Murray Rothbard writes:
All persons leave an irreplaceable gap when they die; but this gap is truly enormous in the case of Harry Barnes (1889-1968), for in so many ways he was the Last of the Romans. More specifically, he was the last of the founders of the “New History,” that movement at the turn of the century which, headed by Barnes’s friends and mentors Charles A. Beard, Carl L. Becker, and James Harvey Robinson, virtually founded the profession of historian in America and placed its entire stamp on historiography until the advent of World War II. And Harry Barnes was the last of the truly erudite historians.
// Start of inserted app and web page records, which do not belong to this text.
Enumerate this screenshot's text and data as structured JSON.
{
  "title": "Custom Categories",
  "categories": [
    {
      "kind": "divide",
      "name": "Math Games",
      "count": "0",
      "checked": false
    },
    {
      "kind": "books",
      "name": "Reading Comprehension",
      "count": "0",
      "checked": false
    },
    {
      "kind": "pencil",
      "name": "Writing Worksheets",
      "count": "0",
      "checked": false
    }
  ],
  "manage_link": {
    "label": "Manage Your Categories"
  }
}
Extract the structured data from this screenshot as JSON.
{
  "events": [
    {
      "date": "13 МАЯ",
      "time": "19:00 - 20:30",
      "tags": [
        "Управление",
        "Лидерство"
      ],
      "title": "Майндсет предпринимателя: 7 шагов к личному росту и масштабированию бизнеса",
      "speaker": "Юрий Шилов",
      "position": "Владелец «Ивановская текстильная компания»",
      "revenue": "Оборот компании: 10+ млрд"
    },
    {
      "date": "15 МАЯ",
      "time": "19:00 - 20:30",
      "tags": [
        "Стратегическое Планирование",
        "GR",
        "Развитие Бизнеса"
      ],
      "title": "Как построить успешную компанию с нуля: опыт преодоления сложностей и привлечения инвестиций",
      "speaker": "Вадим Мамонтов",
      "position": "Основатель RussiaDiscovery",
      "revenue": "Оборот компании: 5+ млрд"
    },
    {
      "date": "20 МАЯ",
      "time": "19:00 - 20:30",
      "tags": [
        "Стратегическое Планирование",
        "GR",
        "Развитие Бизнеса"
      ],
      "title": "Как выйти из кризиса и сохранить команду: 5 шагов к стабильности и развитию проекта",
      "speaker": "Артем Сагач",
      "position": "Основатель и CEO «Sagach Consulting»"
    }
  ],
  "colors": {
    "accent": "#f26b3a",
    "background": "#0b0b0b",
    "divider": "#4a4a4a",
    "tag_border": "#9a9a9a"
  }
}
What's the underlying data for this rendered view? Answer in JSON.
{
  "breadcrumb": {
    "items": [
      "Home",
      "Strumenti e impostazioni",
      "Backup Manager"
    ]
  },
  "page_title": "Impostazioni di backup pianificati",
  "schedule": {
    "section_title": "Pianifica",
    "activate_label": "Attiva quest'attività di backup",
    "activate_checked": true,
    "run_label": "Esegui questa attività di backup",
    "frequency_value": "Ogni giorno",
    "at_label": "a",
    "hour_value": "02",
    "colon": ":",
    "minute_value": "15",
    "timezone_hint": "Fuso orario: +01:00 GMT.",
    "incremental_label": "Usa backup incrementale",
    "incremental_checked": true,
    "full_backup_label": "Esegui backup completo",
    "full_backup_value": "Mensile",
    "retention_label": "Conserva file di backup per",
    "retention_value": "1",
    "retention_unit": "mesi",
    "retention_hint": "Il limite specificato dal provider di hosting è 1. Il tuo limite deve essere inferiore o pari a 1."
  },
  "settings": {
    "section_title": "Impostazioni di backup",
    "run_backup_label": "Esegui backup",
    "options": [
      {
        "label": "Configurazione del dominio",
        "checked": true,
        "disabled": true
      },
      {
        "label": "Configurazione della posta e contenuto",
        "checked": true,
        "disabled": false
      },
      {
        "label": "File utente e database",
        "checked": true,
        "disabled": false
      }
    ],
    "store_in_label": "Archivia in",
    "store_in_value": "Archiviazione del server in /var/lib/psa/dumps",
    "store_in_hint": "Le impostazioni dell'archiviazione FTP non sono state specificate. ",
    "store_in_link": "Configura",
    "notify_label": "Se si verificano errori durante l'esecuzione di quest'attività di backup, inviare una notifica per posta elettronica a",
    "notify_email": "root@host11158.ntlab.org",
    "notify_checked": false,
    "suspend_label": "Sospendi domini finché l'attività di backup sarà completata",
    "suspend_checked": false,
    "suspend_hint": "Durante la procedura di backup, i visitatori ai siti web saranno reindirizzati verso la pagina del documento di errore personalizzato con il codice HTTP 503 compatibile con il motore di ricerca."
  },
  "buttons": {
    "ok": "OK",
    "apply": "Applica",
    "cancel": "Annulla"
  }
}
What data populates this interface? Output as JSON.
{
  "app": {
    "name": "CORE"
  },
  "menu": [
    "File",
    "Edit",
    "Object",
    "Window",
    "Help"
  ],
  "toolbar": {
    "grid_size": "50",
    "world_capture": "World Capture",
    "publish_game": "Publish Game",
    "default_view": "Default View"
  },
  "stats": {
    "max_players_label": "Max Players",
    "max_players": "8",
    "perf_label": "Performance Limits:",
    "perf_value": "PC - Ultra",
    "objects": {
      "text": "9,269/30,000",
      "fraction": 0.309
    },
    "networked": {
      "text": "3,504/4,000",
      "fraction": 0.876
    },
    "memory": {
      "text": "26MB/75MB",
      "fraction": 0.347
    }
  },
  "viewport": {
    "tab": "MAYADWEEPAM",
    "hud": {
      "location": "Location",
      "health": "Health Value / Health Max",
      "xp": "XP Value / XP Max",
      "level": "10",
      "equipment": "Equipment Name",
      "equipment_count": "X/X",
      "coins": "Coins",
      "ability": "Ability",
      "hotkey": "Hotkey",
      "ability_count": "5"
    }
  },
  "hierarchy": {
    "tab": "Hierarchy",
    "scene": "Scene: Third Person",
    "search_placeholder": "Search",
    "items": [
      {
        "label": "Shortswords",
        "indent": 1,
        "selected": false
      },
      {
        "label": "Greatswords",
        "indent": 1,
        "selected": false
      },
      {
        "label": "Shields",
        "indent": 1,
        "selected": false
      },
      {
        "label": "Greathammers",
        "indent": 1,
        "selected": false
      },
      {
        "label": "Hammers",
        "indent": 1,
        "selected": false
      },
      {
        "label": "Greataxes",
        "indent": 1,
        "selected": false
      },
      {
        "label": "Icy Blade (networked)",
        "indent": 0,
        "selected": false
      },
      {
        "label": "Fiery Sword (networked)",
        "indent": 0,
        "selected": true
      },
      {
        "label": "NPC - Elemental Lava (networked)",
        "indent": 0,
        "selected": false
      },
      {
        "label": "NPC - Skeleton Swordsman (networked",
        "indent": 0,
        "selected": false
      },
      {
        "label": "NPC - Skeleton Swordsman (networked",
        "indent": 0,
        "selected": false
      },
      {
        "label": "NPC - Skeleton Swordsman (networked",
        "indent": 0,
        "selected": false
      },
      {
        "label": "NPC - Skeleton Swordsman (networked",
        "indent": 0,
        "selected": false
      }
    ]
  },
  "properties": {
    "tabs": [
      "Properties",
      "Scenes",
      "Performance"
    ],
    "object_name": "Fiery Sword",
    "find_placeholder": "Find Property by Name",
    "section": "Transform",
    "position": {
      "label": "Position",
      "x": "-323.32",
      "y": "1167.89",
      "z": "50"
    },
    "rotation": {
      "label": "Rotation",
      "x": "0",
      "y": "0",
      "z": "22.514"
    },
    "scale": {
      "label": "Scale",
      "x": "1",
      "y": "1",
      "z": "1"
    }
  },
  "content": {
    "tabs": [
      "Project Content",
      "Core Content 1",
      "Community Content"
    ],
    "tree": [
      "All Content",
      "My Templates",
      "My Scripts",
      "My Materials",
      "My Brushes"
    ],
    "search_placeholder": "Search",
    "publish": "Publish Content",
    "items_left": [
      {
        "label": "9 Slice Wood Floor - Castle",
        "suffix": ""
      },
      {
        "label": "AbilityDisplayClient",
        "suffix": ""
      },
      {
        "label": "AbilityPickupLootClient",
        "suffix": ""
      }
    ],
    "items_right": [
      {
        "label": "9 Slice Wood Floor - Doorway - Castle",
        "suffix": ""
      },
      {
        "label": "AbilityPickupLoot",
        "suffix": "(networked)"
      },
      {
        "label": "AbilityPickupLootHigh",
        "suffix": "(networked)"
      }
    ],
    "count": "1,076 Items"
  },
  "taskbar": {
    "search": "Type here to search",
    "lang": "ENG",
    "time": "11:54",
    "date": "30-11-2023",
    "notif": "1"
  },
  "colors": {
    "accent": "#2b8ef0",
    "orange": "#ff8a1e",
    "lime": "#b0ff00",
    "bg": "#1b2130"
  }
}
In a field of accelerating narrowness and specialization where the expert on France in the 1830s is likely to know next to nothing about what happened to France in the 1840s, Harry Barnes ranged over the entire field of historical study and vision.